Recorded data
_____
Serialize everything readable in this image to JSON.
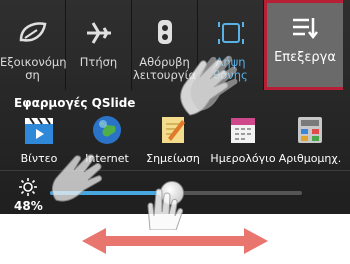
{
  "quick_settings": {
    "tiles": [
      {
        "label": "Εξοικονόμη\nση",
        "icon": "leaf-power-saver-icon"
      },
      {
        "label": "Πτήση",
        "icon": "airplane-icon"
      },
      {
        "label": "Αθόρυβη\nλειτουργία",
        "icon": "silent-mode-icon"
      },
      {
        "label": "Λήψη\nθόνης",
        "icon": "screenshot-icon"
      },
      {
        "label": "Επεξεργα",
        "icon": "edit-settings-icon"
      }
    ]
  },
  "qslide": {
    "title": "Εφαρμογές QSlide",
    "apps": [
      {
        "label": "Βίντεο",
        "icon": "video-clapper-icon"
      },
      {
        "label": "Internet",
        "icon": "globe-icon"
      },
      {
        "label": "Σημείωση",
        "icon": "notepad-pencil-icon"
      },
      {
        "label": "Ημερολόγιο",
        "icon": "calendar-icon"
      },
      {
        "label": "Αριθμομηχ.",
        "icon": "calculator-icon"
      }
    ]
  },
  "brightness": {
    "value_label": "48%",
    "level": 0.48
  },
  "colors": {
    "accent": "#49a7e0",
    "edit_border": "#b61f34",
    "gesture_arrow": "#e8766e"
  }
}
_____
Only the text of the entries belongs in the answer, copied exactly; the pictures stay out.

YOUR RESPONSE:
Serialize everything readable in this image to JSON.
{
  "quick_settings": {
    "tiles": [
      {
        "label": "Εξοικονόμη\nση",
        "icon": "leaf-power-saver-icon"
      },
      {
        "label": "Πτήση",
        "icon": "airplane-icon"
      },
      {
        "label": "Αθόρυβη\nλειτουργία",
        "icon": "silent-mode-icon"
      },
      {
        "label": "Λήψη\nθόνης",
        "icon": "screenshot-icon"
      },
      {
        "label": "Επεξεργα",
        "icon": "edit-settings-icon"
      }
    ]
  },
  "qslide": {
    "title": "Εφαρμογές QSlide",
    "apps": [
      {
        "label": "Βίντεο",
        "icon": "video-clapper-icon"
      },
      {
        "label": "Internet",
        "icon": "globe-icon"
      },
      {
        "label": "Σημείωση",
        "icon": "notepad-pencil-icon"
      },
      {
        "label": "Ημερολόγιο",
        "icon": "calendar-icon"
      },
      {
        "label": "Αριθμομηχ.",
        "icon": "calculator-icon"
      }
    ]
  },
  "brightness": {
    "value_label": "48%",
    "level": 0.48
  },
  "colors": {
    "accent": "#49a7e0",
    "edit_border": "#b61f34",
    "gesture_arrow": "#e8766e"
  }
}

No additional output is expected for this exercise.